**Problem details**. State how many lines in the entries below hold the string "Video", and give nothing besides that number.

**Dataset extract**.
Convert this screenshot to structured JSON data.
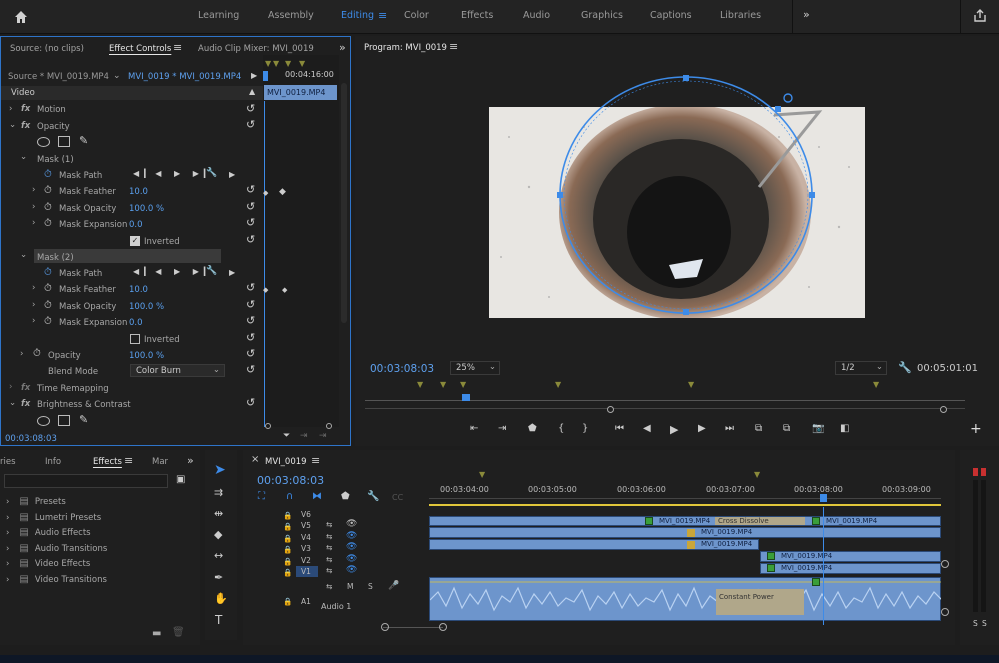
{
  "workspace": {
    "tabs": [
      "Learning",
      "Assembly",
      "Editing",
      "Color",
      "Effects",
      "Audio",
      "Graphics",
      "Captions",
      "Libraries"
    ],
    "active": "Editing",
    "more_icon": "chevron-double-right-icon"
  },
  "effect_panel": {
    "tabs": [
      "Source: (no clips)",
      "Effect Controls",
      "Audio Clip Mixer: MVI_0019"
    ],
    "source_label": "Source * MVI_0019.MP4",
    "clip_label": "MVI_0019 * MVI_0019.MP4",
    "timecode_ruler": "00:04:16:00",
    "clip_bar": "MVI_0019.MP4",
    "section": "Video",
    "motion": "Motion",
    "opacity": "Opacity",
    "mask1": {
      "name": "Mask (1)",
      "path": "Mask Path",
      "feather_label": "Mask Feather",
      "feather": "10.0",
      "opacity_label": "Mask Opacity",
      "opacity": "100.0 %",
      "expansion_label": "Mask Expansion",
      "expansion": "0.0",
      "inverted": "Inverted",
      "inverted_checked": true
    },
    "mask2": {
      "name": "Mask (2)",
      "path": "Mask Path",
      "feather_label": "Mask Feather",
      "feather": "10.0",
      "opacity_label": "Mask Opacity",
      "opacity": "100.0 %",
      "expansion_label": "Mask Expansion",
      "expansion": "0.0",
      "inverted": "Inverted",
      "inverted_checked": false
    },
    "opacity_label": "Opacity",
    "opacity_value": "100.0 %",
    "blend_label": "Blend Mode",
    "blend_value": "Color Burn",
    "time_remap": "Time Remapping",
    "brightness": "Brightness & Contrast",
    "timecode": "00:03:08:03"
  },
  "program": {
    "title": "Program: MVI_0019",
    "timecode": "00:03:08:03",
    "zoom": "25%",
    "resolution": "1/2",
    "duration": "00:05:01:01"
  },
  "effects_panel": {
    "tabs": [
      "ries",
      "Info",
      "Effects",
      "Mar"
    ],
    "items": [
      "Presets",
      "Lumetri Presets",
      "Audio Effects",
      "Audio Transitions",
      "Video Effects",
      "Video Transitions"
    ]
  },
  "timeline": {
    "title": "MVI_0019",
    "timecode": "00:03:08:03",
    "ruler": [
      "00:03:04:00",
      "00:03:05:00",
      "00:03:06:00",
      "00:03:07:00",
      "00:03:08:00",
      "00:03:09:00"
    ],
    "tracks": [
      "V6",
      "V5",
      "V4",
      "V3",
      "V2",
      "V1",
      "A1"
    ],
    "audio_name": "Audio 1",
    "clips": {
      "v5": "MVI_0019.MP4",
      "v5b": "MVI_0019.MP4",
      "v5_trans": "Cross Dissolve",
      "v4": "MVI_0019.MP4",
      "v3": "MVI_0019.MP4",
      "v2": "MVI_0019.MP4",
      "v1": "MVI_0019.MP4",
      "a_trans": "Constant Power"
    },
    "audio_buttons": [
      "M",
      "S"
    ],
    "meter_labels": [
      "S",
      "S"
    ]
  }
}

**Completed task**. 3